== Dataset rows for apps and sites ==
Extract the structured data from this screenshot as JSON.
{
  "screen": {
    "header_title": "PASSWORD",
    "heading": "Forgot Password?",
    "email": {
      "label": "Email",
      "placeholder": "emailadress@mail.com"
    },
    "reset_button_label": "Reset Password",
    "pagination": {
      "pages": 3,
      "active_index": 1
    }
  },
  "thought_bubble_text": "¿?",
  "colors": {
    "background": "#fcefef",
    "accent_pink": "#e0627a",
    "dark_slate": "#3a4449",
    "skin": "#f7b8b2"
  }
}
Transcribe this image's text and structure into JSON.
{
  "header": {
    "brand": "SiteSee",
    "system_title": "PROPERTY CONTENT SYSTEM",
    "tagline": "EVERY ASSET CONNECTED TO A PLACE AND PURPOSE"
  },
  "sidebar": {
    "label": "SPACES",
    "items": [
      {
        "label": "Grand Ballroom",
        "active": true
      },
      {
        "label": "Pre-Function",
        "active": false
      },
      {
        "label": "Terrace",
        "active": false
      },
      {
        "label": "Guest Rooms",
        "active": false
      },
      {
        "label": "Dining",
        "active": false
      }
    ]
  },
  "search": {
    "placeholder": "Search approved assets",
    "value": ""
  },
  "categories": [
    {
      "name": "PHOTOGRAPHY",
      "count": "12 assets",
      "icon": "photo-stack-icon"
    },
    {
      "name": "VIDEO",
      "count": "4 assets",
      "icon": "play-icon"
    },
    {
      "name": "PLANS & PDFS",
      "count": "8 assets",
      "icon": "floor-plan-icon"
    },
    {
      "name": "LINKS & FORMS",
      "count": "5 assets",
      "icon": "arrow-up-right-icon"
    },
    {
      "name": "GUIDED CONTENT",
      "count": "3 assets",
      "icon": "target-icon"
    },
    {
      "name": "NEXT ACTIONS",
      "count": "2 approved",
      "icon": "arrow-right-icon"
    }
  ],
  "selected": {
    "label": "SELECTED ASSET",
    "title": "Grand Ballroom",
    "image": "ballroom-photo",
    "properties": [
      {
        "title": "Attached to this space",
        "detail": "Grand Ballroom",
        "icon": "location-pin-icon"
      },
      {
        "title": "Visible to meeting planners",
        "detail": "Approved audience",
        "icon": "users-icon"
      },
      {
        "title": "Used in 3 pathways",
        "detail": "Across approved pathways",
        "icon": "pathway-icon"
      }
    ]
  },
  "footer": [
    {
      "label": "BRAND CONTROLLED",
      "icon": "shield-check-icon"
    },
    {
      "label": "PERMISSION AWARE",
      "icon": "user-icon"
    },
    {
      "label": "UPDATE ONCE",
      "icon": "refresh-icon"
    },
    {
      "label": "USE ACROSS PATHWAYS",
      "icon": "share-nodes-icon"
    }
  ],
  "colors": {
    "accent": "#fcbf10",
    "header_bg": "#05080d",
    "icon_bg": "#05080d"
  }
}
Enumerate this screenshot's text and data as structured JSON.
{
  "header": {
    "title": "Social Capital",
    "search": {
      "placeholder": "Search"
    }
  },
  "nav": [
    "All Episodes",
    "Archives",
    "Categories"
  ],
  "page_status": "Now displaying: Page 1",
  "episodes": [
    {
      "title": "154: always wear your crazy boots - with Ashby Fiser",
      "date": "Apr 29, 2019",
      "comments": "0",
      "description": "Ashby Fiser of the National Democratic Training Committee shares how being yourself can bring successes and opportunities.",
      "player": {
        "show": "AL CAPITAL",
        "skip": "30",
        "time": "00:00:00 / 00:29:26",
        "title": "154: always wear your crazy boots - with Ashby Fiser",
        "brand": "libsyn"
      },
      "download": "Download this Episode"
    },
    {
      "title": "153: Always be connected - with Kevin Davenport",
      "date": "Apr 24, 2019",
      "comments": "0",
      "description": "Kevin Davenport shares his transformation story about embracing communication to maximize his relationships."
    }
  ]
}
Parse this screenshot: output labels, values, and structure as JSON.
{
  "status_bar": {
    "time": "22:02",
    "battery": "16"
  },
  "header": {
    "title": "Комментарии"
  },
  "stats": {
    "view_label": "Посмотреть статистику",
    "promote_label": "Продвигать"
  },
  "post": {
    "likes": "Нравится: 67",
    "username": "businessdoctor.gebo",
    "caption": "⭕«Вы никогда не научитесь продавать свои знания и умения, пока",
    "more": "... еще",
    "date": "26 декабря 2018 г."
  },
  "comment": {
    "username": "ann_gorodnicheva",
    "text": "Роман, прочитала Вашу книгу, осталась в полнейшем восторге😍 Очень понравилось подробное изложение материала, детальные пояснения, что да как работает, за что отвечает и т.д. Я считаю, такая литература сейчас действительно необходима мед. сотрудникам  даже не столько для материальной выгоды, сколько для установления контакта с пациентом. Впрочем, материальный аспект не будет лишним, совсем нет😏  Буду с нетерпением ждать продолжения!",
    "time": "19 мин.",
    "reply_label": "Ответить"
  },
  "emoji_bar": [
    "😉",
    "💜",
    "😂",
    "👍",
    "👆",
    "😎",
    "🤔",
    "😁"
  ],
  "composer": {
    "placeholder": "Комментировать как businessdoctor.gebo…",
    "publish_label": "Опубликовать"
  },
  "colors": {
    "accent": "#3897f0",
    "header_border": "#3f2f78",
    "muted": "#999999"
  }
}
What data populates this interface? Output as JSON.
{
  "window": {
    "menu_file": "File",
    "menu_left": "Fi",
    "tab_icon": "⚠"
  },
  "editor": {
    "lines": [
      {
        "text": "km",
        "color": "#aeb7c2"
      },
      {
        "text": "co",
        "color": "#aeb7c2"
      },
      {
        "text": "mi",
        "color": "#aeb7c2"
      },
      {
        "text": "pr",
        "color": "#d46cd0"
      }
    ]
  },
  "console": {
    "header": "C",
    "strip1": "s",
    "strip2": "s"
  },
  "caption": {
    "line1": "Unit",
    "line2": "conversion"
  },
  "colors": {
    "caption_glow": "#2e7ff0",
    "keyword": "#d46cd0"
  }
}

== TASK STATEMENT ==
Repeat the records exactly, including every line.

== RESPONSE ==
Extract the structured data from this screenshot as JSON.
{
  "screen": {
    "header_title": "PASSWORD",
    "heading": "Forgot Password?",
    "email": {
      "label": "Email",
      "placeholder": "emailadress@mail.com"
    },
    "reset_button_label": "Reset Password",
    "pagination": {
      "pages": 3,
      "active_index": 1
    }
  },
  "thought_bubble_text": "¿?",
  "colors": {
    "background": "#fcefef",
    "accent_pink": "#e0627a",
    "dark_slate": "#3a4449",
    "skin": "#f7b8b2"
  }
}
Transcribe this image's text and structure into JSON.
{
  "header": {
    "brand": "SiteSee",
    "system_title": "PROPERTY CONTENT SYSTEM",
    "tagline": "EVERY ASSET CONNECTED TO A PLACE AND PURPOSE"
  },
  "sidebar": {
    "label": "SPACES",
    "items": [
      {
        "label": "Grand Ballroom",
        "active": true
      },
      {
        "label": "Pre-Function",
        "active": false
      },
      {
        "label": "Terrace",
        "active": false
      },
      {
        "label": "Guest Rooms",
        "active": false
      },
      {
        "label": "Dining",
        "active": false
      }
    ]
  },
  "search": {
    "placeholder": "Search approved assets",
    "value": ""
  },
  "categories": [
    {
      "name": "PHOTOGRAPHY",
      "count": "12 assets",
      "icon": "photo-stack-icon"
    },
    {
      "name": "VIDEO",
      "count": "4 assets",
      "icon": "play-icon"
    },
    {
      "name": "PLANS & PDFS",
      "count": "8 assets",
      "icon": "floor-plan-icon"
    },
    {
      "name": "LINKS & FORMS",
      "count": "5 assets",
      "icon": "arrow-up-right-icon"
    },
    {
      "name": "GUIDED CONTENT",
      "count": "3 assets",
      "icon": "target-icon"
    },
    {
      "name": "NEXT ACTIONS",
      "count": "2 approved",
      "icon": "arrow-right-icon"
    }
  ],
  "selected": {
    "label": "SELECTED ASSET",
    "title": "Grand Ballroom",
    "image": "ballroom-photo",
    "properties": [
      {
        "title": "Attached to this space",
        "detail": "Grand Ballroom",
        "icon": "location-pin-icon"
      },
      {
        "title": "Visible to meeting planners",
        "detail": "Approved audience",
        "icon": "users-icon"
      },
      {
        "title": "Used in 3 pathways",
        "detail": "Across approved pathways",
        "icon": "pathway-icon"
      }
    ]
  },
  "footer": [
    {
      "label": "BRAND CONTROLLED",
      "icon": "shield-check-icon"
    },
    {
      "label": "PERMISSION AWARE",
      "icon": "user-icon"
    },
    {
      "label": "UPDATE ONCE",
      "icon": "refresh-icon"
    },
    {
      "label": "USE ACROSS PATHWAYS",
      "icon": "share-nodes-icon"
    }
  ],
  "colors": {
    "accent": "#fcbf10",
    "header_bg": "#05080d",
    "icon_bg": "#05080d"
  }
}
Enumerate this screenshot's text and data as structured JSON.
{
  "header": {
    "title": "Social Capital",
    "search": {
      "placeholder": "Search"
    }
  },
  "nav": [
    "All Episodes",
    "Archives",
    "Categories"
  ],
  "page_status": "Now displaying: Page 1",
  "episodes": [
    {
      "title": "154: always wear your crazy boots - with Ashby Fiser",
      "date": "Apr 29, 2019",
      "comments": "0",
      "description": "Ashby Fiser of the National Democratic Training Committee shares how being yourself can bring successes and opportunities.",
      "player": {
        "show": "AL CAPITAL",
        "skip": "30",
        "time": "00:00:00 / 00:29:26",
        "title": "154: always wear your crazy boots - with Ashby Fiser",
        "brand": "libsyn"
      },
      "download": "Download this Episode"
    },
    {
      "title": "153: Always be connected - with Kevin Davenport",
      "date": "Apr 24, 2019",
      "comments": "0",
      "description": "Kevin Davenport shares his transformation story about embracing communication to maximize his relationships."
    }
  ]
}
Parse this screenshot: output labels, values, and structure as JSON.
{
  "status_bar": {
    "time": "22:02",
    "battery": "16"
  },
  "header": {
    "title": "Комментарии"
  },
  "stats": {
    "view_label": "Посмотреть статистику",
    "promote_label": "Продвигать"
  },
  "post": {
    "likes": "Нравится: 67",
    "username": "businessdoctor.gebo",
    "caption": "⭕«Вы никогда не научитесь продавать свои знания и умения, пока",
    "more": "... еще",
    "date": "26 декабря 2018 г."
  },
  "comment": {
    "username": "ann_gorodnicheva",
    "text": "Роман, прочитала Вашу книгу, осталась в полнейшем восторге😍 Очень понравилось подробное изложение материала, детальные пояснения, что да как работает, за что отвечает и т.д. Я считаю, такая литература сейчас действительно необходима мед. сотрудникам  даже не столько для материальной выгоды, сколько для установления контакта с пациентом. Впрочем, материальный аспект не будет лишним, совсем нет😏  Буду с нетерпением ждать продолжения!",
    "time": "19 мин.",
    "reply_label": "Ответить"
  },
  "emoji_bar": [
    "😉",
    "💜",
    "😂",
    "👍",
    "👆",
    "😎",
    "🤔",
    "😁"
  ],
  "composer": {
    "placeholder": "Комментировать как businessdoctor.gebo…",
    "publish_label": "Опубликовать"
  },
  "colors": {
    "accent": "#3897f0",
    "header_border": "#3f2f78",
    "muted": "#999999"
  }
}
What data populates this interface? Output as JSON.
{
  "window": {
    "menu_file": "File",
    "menu_left": "Fi",
    "tab_icon": "⚠"
  },
  "editor": {
    "lines": [
      {
        "text": "km",
        "color": "#aeb7c2"
      },
      {
        "text": "co",
        "color": "#aeb7c2"
      },
      {
        "text": "mi",
        "color": "#aeb7c2"
      },
      {
        "text": "pr",
        "color": "#d46cd0"
      }
    ]
  },
  "console": {
    "header": "C",
    "strip1": "s",
    "strip2": "s"
  },
  "caption": {
    "line1": "Unit",
    "line2": "conversion"
  },
  "colors": {
    "caption_glow": "#2e7ff0",
    "keyword": "#d46cd0"
  }
}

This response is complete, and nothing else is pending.